  • Gail:
    Here is your answer from the constitution:
    Any Member State may decide to withdraw from the European Union in accordance with its own constitutional requirements.
    2. A Member State which decides to withdraw shall notify the European Council of its intention; the European Council shall examine that notification. In the light of the guidelines provided by the European Council, the Union shall negotiate and conclude an agreement with that State, setting out the arrangements for its withdrawal, taking account of the framework for its future relationship with the Union. That agreement shall be concluded on behalf of the Union by the Council, acting by a qualified majority, after obtaining the consent of the European Parliament.
    The representative of the withdrawing Member State shall not participate in Council or European Council discussions or decisions concerning it.

  • Mac

    Wow, what a mess.
    Thanks for bringing this to my attention.
    “In any organization, somebody has to be in charge or no one is in charge.”
    You are sooo American, Jeff…

  • The constitutions of the US (in which the states gave up their sovereignty) and the EU (in which the states maintain their sovereignty) cannot really be compared. The EU constitution will govern how the member states deal with one another, but the real power in Europe remains with the national governments. Despite all the lip service, the member states delegate to Brussels only those matters on which everyone agrees anyway or are too trivial to fight over.
    Jeff, if you’re looking for constitional poetry, try Article 1 of the German Grundgesetz. ‘Die W

  • If things coming out of Brussels are not all that binding on member states, how come a lot of laws in the UK have been overturned, already?!
    Doesn’t sound like there is much sovereignty left already.

  • BigFire

    I remain firmly convinced that EU is a ploy by the French to look for new revenue avenue to pay for their wellfare state. Since the previous populiar revenue generating method of conquering far off country and sucking off their resources isn’t in vogue, this conquest by treaty is much more elegant.

  • Eh, it’s better than the Articles of Confederation, and we didn’t get our second take on that until the Constitution rolled around after a dozen years of screwing around.

  • MommaBear,
    The _EU_ is not overturning those British laws, the _British_ are doing it themselves to become compliant with the EU treaties. And the British have already done a lot of picking and choosing which EU treaties they ratify and which they do not. Imagine American states picking and choosing which parts of the Constitution they apply to themselves (‘we’ll take freedom of the press, but we’ll opt out of right to bear arms and habeus corpus’). I think Anil’s comparison with the Articles of Confederation is quite apt.
    And as far as treaty compliance goes, none of the member states has done a really complete job, and the big members (France, Germany, Italy) are the furthest behind, I remember hearing a few weeks ago.

  • Anil:
    No matter whether these are articles of confederation or a constitution, that’s no reason they cannot be an eloquent expression of a vision; instead, they are a half-thought-through mess of committee work and based on this reading they will, I predict, see the same fate as the articles of confederation.

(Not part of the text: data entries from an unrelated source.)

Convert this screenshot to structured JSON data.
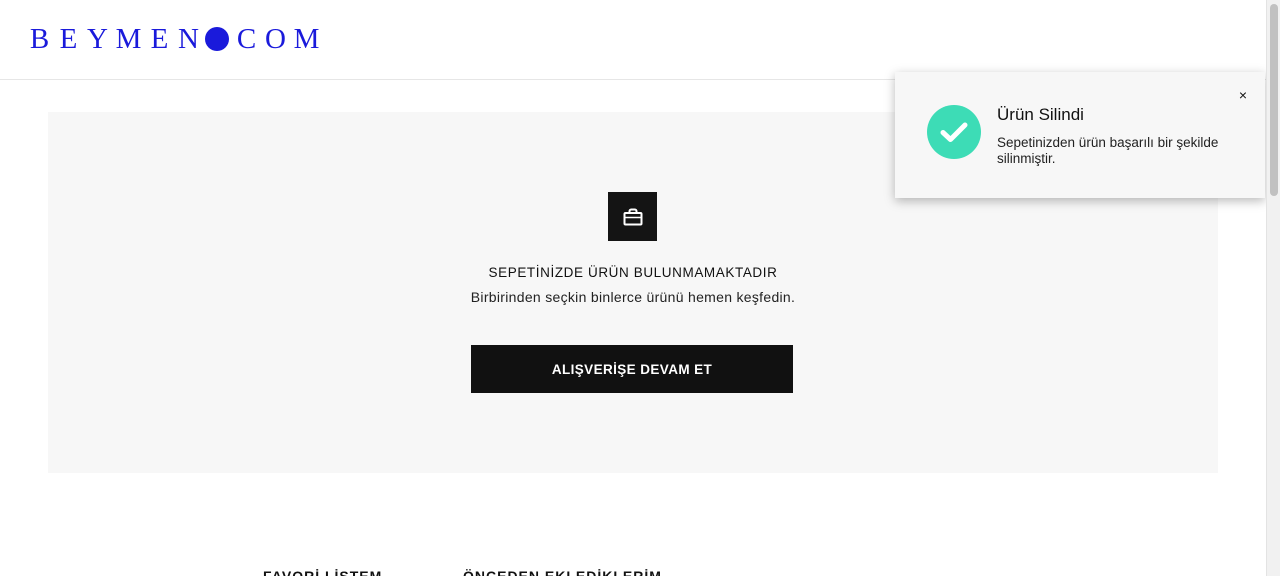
{
  "header": {
    "logo_left": "BEYMEN",
    "logo_right": "COM",
    "brand_color": "#1a1adb"
  },
  "cart": {
    "bag_icon": "shopping-bag-icon",
    "empty_title": "SEPETİNİZDE ÜRÜN BULUNMAMAKTADIR",
    "empty_subtitle": "Birbirinden seçkin binlerce ürünü hemen keşfedin.",
    "continue_label": "ALIŞVERİŞE DEVAM ET"
  },
  "bottom_links": {
    "left": "FAVORİ LİSTEM",
    "right": "ÖNCEDEN EKLEDİKLERİM"
  },
  "toast": {
    "icon": "check-circle-icon",
    "accent_color": "#3ddcb6",
    "title": "Ürün Silindi",
    "message": "Sepetinizden ürün başarılı bir şekilde silinmiştir.",
    "close_label": "×"
  }
}
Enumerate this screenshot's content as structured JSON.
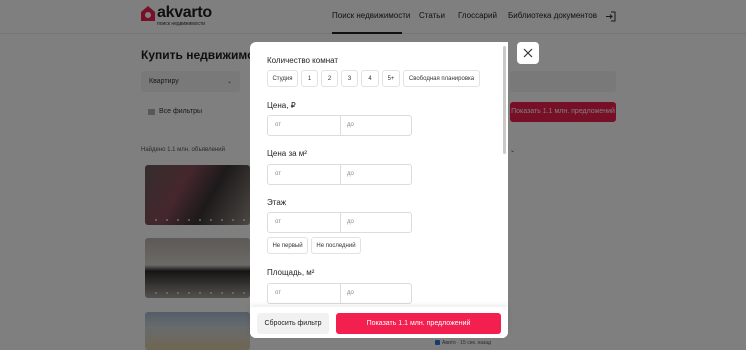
{
  "header": {
    "logo_text": "akvarto",
    "logo_tagline": "поиск недвижимости",
    "brand_color": "#ee1e4e",
    "nav": [
      {
        "label": "Поиск недвижимости",
        "active": true
      },
      {
        "label": "Статьи",
        "active": false
      },
      {
        "label": "Глоссарий",
        "active": false
      },
      {
        "label": "Библиотека документов",
        "active": false
      }
    ],
    "login_icon": "login-icon"
  },
  "background": {
    "page_title": "Купить недвижимость",
    "deal_select_value": "Квартиру",
    "filters_button_label": "Все фильтры",
    "show_button_label": "Показать 1.1 млн. предложений",
    "found_text": "Найдено 1.1 млн. объявлений",
    "listing_meta": "Авито · 15 сек. назад"
  },
  "modal": {
    "rooms": {
      "title": "Количество комнат",
      "options": [
        "Студия",
        "1",
        "2",
        "3",
        "4",
        "5+",
        "Свободная планировка"
      ]
    },
    "price": {
      "title": "Цена, ₽",
      "from_placeholder": "от",
      "to_placeholder": "до"
    },
    "price_per_m2": {
      "title": "Цена за м²",
      "from_placeholder": "от",
      "to_placeholder": "до"
    },
    "floor": {
      "title": "Этаж",
      "from_placeholder": "от",
      "to_placeholder": "до",
      "options": [
        "Не первый",
        "Не последний"
      ]
    },
    "area": {
      "title": "Площадь, м²",
      "from_placeholder": "от",
      "to_placeholder": "до"
    },
    "footer": {
      "reset_label": "Сбросить фильтр",
      "apply_label": "Показать 1.1 млн. предложений"
    },
    "close_icon": "close-icon"
  }
}
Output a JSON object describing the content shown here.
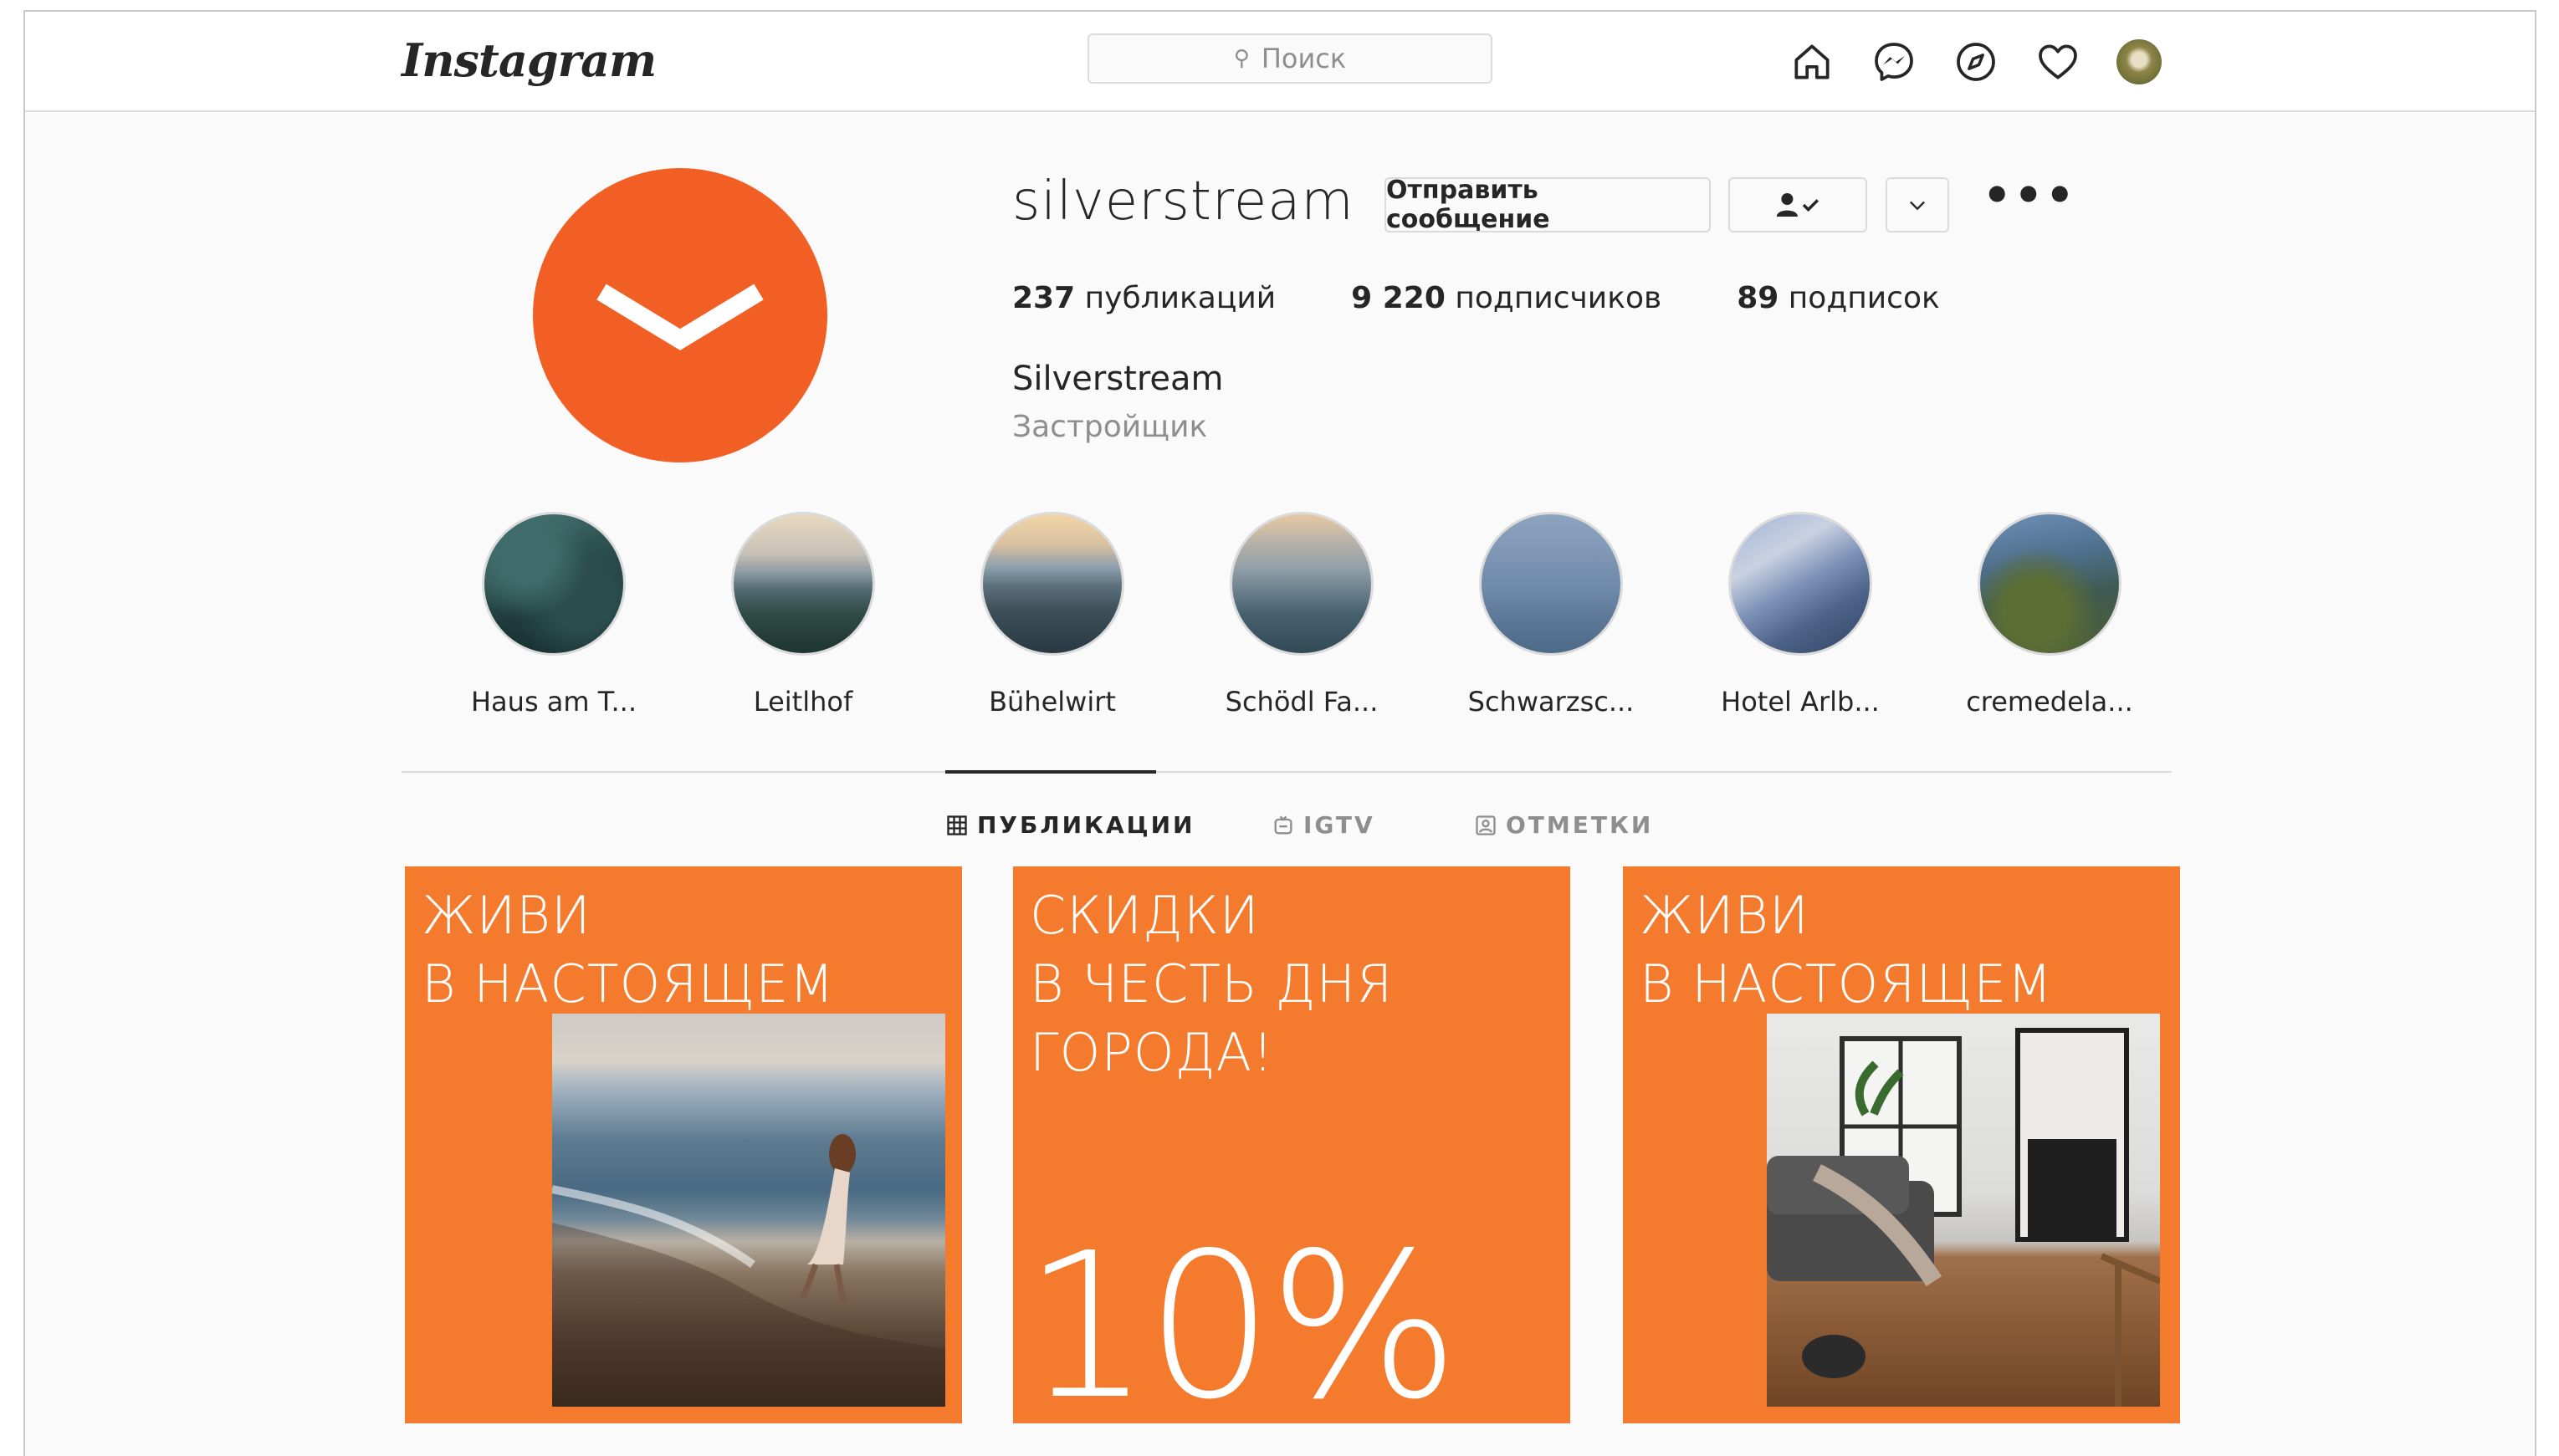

  • I wholeheartedly agree that a document like this should have a vision, but I’m saying that the first draft by a bunch of bureaucrats resulting in an uninspiring mishmash of committee-speak isn’t necessarily a terrible thing, sometimes it’s the first step it takes to get to something as good as our constitution is.
    In other words, the United States of Europe don’t seem to be doing much worse than the United States of America were doing at the same point.

  • Samantha

    This is not even the Articles of Confederation. It has more in common with the Congress of Vienna IMHO.

  • “I’ll be eager to read their bill of rights vs. ours when it’s released.”
    That’s easy; all EU countries are already party to the European Convention on Human Rights, which is based on the Universal Declaration of Human Rights, but is legally binding. The nice thing compared to the US Constitution is that, whereas the US Constitution protects it citizens’ rights from the govenrment alone, the ECHR protects its citizens’ rights from their fellow citizens as well.